EXERCISE DIRECTIONS :: What is needed is a verbatim copy of each record below.

WORKING DATA ::
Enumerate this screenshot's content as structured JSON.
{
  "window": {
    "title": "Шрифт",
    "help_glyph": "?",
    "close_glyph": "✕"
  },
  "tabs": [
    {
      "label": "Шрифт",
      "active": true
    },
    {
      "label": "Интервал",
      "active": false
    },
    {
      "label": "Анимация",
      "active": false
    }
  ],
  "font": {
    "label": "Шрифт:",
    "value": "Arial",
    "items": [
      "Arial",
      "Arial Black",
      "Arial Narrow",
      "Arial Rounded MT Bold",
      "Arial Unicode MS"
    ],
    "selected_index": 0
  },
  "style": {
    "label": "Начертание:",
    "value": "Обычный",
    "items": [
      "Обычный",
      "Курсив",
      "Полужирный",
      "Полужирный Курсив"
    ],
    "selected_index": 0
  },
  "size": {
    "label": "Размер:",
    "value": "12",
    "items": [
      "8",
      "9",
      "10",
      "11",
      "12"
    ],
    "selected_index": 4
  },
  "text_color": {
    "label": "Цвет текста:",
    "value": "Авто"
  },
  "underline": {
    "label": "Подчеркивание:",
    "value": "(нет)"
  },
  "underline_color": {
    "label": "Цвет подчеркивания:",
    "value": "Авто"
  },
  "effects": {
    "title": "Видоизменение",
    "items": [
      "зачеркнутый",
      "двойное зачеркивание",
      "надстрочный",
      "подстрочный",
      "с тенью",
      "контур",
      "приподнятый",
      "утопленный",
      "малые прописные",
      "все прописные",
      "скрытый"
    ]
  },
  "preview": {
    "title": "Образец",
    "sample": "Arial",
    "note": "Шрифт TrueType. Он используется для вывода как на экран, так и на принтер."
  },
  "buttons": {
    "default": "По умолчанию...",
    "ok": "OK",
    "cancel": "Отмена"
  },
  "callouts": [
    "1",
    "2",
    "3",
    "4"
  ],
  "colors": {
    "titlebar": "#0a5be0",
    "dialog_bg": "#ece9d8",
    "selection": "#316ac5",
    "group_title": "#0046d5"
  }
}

SOLUTION TO THE EXERCISE ::
Enumerate this screenshot's content as structured JSON.
{
  "window": {
    "title": "Шрифт",
    "help_glyph": "?",
    "close_glyph": "✕"
  },
  "tabs": [
    {
      "label": "Шрифт",
      "active": true
    },
    {
      "label": "Интервал",
      "active": false
    },
    {
      "label": "Анимация",
      "active": false
    }
  ],
  "font": {
    "label": "Шрифт:",
    "value": "Arial",
    "items": [
      "Arial",
      "Arial Black",
      "Arial Narrow",
      "Arial Rounded MT Bold",
      "Arial Unicode MS"
    ],
    "selected_index": 0
  },
  "style": {
    "label": "Начертание:",
    "value": "Обычный",
    "items": [
      "Обычный",
      "Курсив",
      "Полужирный",
      "Полужирный Курсив"
    ],
    "selected_index": 0
  },
  "size": {
    "label": "Размер:",
    "value": "12",
    "items": [
      "8",
      "9",
      "10",
      "11",
      "12"
    ],
    "selected_index": 4
  },
  "text_color": {
    "label": "Цвет текста:",
    "value": "Авто"
  },
  "underline": {
    "label": "Подчеркивание:",
    "value": "(нет)"
  },
  "underline_color": {
    "label": "Цвет подчеркивания:",
    "value": "Авто"
  },
  "effects": {
    "title": "Видоизменение",
    "items": [
      "зачеркнутый",
      "двойное зачеркивание",
      "надстрочный",
      "подстрочный",
      "с тенью",
      "контур",
      "приподнятый",
      "утопленный",
      "малые прописные",
      "все прописные",
      "скрытый"
    ]
  },
  "preview": {
    "title": "Образец",
    "sample": "Arial",
    "note": "Шрифт TrueType. Он используется для вывода как на экран, так и на принтер."
  },
  "buttons": {
    "default": "По умолчанию...",
    "ok": "OK",
    "cancel": "Отмена"
  },
  "callouts": [
    "1",
    "2",
    "3",
    "4"
  ],
  "colors": {
    "titlebar": "#0a5be0",
    "dialog_bg": "#ece9d8",
    "selection": "#316ac5",
    "group_title": "#0046d5"
  }
}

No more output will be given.